Posted in News, Peace & Justice Blog

Justice Updates – December 17, 2019

Staying engaged in justice work can be challenging and discouraging. Sometimes we need to treat ourselves to self-care. Buddhist teacher, Haemin Sunim, offers five simple steps for this goal.

A new report found that oxygen levels in the world’s oceans declined by 2 percent over 50 years, threatening marine life around the planet. You can read more here.

Methane was originally positioned as a safer, cleaner fuel obtained by fracking.  However, methane escaping into the atmosphere is causing serious climate issues.  A New York Times visual journalist and climate reporter went to West Texas oilfields and filmed methane escaping from oil and gas sites.  To the naked eye, everything seems normal but when filmed with special cameras, the escaping gas is obvious.  You can watch it here.

Call your governor.  We need refugees.  President Trump signed Executive Order 13888 that requires governors and city councils to approve any refugee resettlement.
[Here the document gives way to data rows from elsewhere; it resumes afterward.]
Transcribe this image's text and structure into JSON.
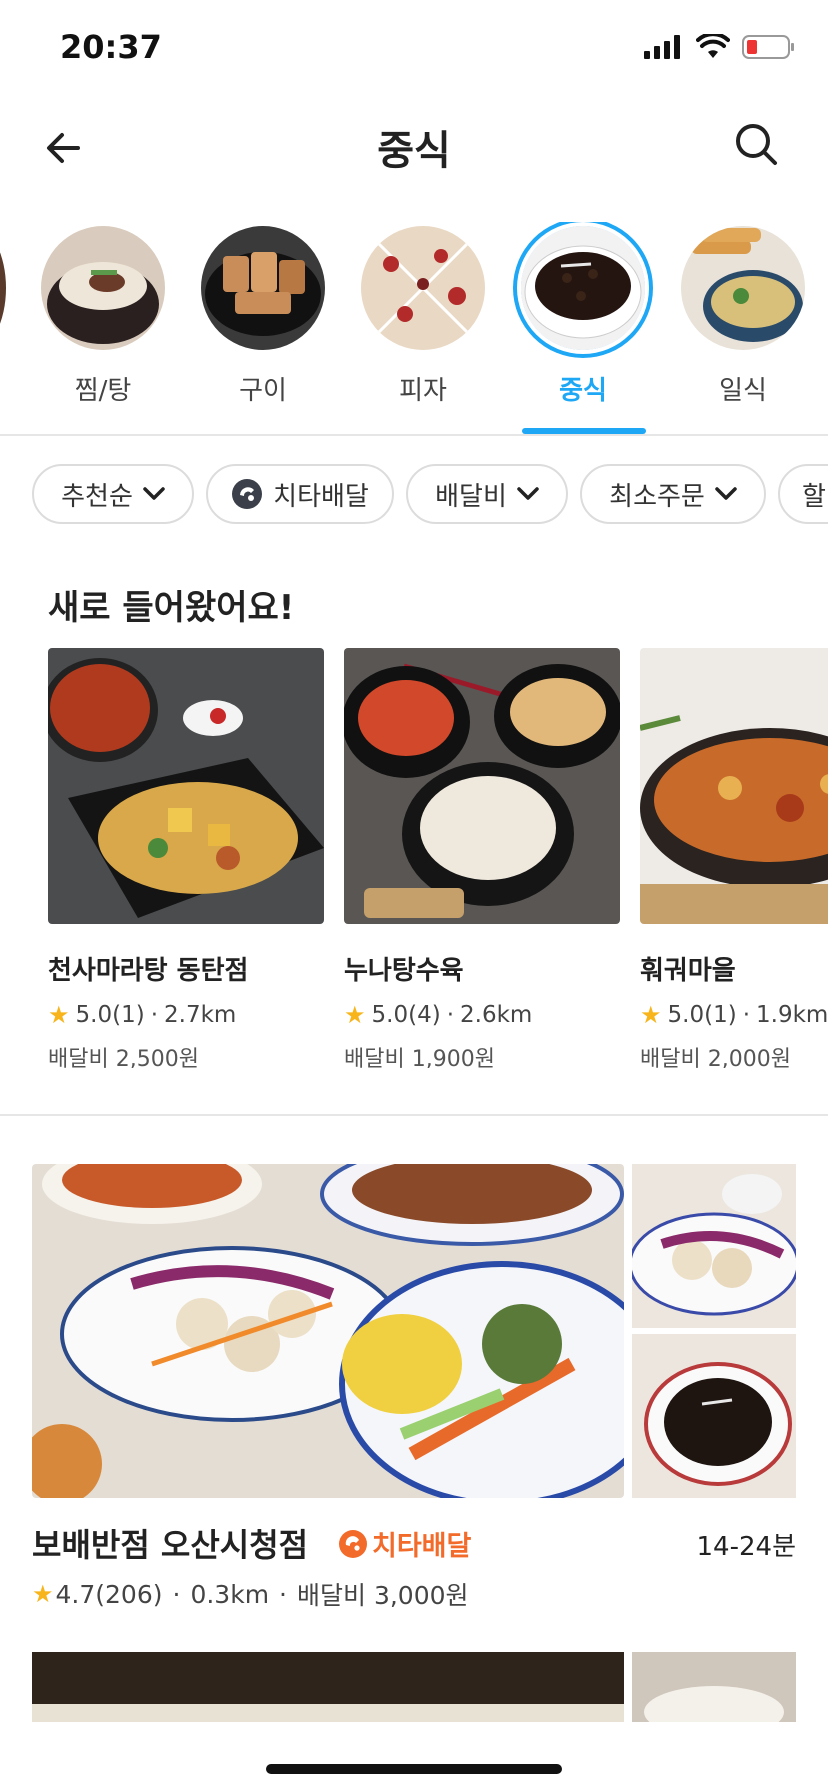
{
  "status_bar": {
    "time": "20:37"
  },
  "header": {
    "title": "중식",
    "back_icon": "arrow-left-icon",
    "search_icon": "search-icon"
  },
  "categories": [
    {
      "label": "찜/탕",
      "active": false
    },
    {
      "label": "구이",
      "active": false
    },
    {
      "label": "피자",
      "active": false
    },
    {
      "label": "중식",
      "active": true
    },
    {
      "label": "일식",
      "active": false
    }
  ],
  "filters": [
    {
      "label": "추천순",
      "icon": "chevron-down-icon"
    },
    {
      "label": "치타배달",
      "icon": "cheetah-icon"
    },
    {
      "label": "배달비",
      "icon": "chevron-down-icon"
    },
    {
      "label": "최소주문",
      "icon": "chevron-down-icon"
    },
    {
      "label": "할"
    }
  ],
  "new_section": {
    "title": "새로 들어왔어요!",
    "stores": [
      {
        "name": "천사마라탕 동탄점",
        "rating": "5.0(1)",
        "distance": "2.7km",
        "fee": "배달비 2,500원"
      },
      {
        "name": "누나탕수육",
        "rating": "5.0(4)",
        "distance": "2.6km",
        "fee": "배달비 1,900원"
      },
      {
        "name": "훠궈마을",
        "rating": "5.0(1)",
        "distance": "1.9km",
        "fee": "배달비 2,000원"
      }
    ]
  },
  "featured": {
    "name": "보배반점 오산시청점",
    "badge": "치타배달",
    "delivery_time": "14-24분",
    "rating": "4.7(206)",
    "distance": "0.3km",
    "fee": "배달비 3,000원"
  },
  "colors": {
    "accent": "#1ea7f5",
    "cheetah": "#f36b2a",
    "star": "#f7b51b"
  }
}
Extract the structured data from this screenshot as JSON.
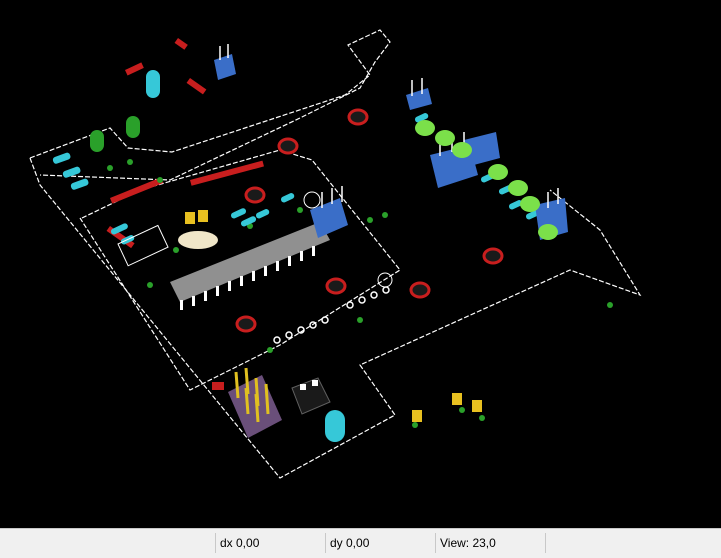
{
  "statusbar": {
    "field1": "",
    "dx": "dx 0,00",
    "dy": "dy 0,00",
    "view": "View: 23,0",
    "field5": ""
  },
  "colors": {
    "background": "#000000",
    "outline": "#ffffff",
    "pad": "#c81e1e",
    "component_cyan": "#36c8d8",
    "component_green": "#2aa02a",
    "led_lime": "#7be04a",
    "connector_blue": "#3a6ec8",
    "ic_body": "#909090",
    "header_gold": "#e0c020",
    "header_body": "#6a4f7a",
    "regulator": "#1a1a1a",
    "crystal": "#f0e6c8",
    "cap_yellow": "#e8c020"
  },
  "icons": [
    "3d-pcb-view"
  ]
}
If you live in one of these states – California – Connecticut – Delaware – Hawaii – Illinois – Louisiana – Maine – Minnesota – Nevada – New York – Rhode Island – Wisconsin – please call your governor and ask him/her to provide written consent to allow resettle refugees and share publicly why they are providing consent.  Here’s more information from Catholic Legal Immigration Network.

Catholic Mobilizing Network presented President Trump and Attorney General Barr with a petition signed by more than 3,000 bishops, clergy, women religious, and laypeople condemning the restart of federal executions.  Then the Supreme Court issued a decision upholding the preliminary court injunction that temporarily placed federal executions on hold.  In the coming months, The U.S. Court of Appeals for the District of Columbus Circuit will decide whether the executions can resume.  They are still collecting signatures to the National Catholic Petition Against Federal Executions.  You can read the petition and add your signature here.

Did you know that the House of Representatives has passed 389 bills, 250 of which are bipartisan?  The Senate has only passed 91.  Who’s working harder?  Find out more?

Religious Institutions are providing the impetus for a solar energy boom. This is a good news story.

Earlier in the year, Sr. Doris told us about the Honduran climate crusader, Berta Cáceres who was murdered. Seven men were sentenced in early November. Several of these men, Douglas Bustillo and Mariano Dias were both trained at the SOA (School of the Americas) in Bennings, GA.  However, none of the seven sentences were the ones who ordered and paid for Cáceres’ murder. None of these perpetrators have faced trial.  Bustillo and Diaz were sentenced to 30 years and six months and 30 years respectively. They communicated with Henry Hernandez who led a group of hitmen to Cáceres’ home on March 2, 2016 to execute the murder. Hernandez and the other three hitmen were sentenced to 50 years for both the murder of Cáceres and the attempted murder of Mexican environmentalist Gustavo Castro who was at Cáceres’ home at the time of the murder. The court’s sentences affirmed that Cáceres was murdered for her leadership in COPINH’s (Council of Popular and Indigenous Organization of Honduras)  opposition to DESA’s (Desarrollos Energeticos, SA) internationally-financed hydroelectric  project on the Gualcarque River.  To read more about this, click here.



Posted in News, Peace & Justice Weekly Updates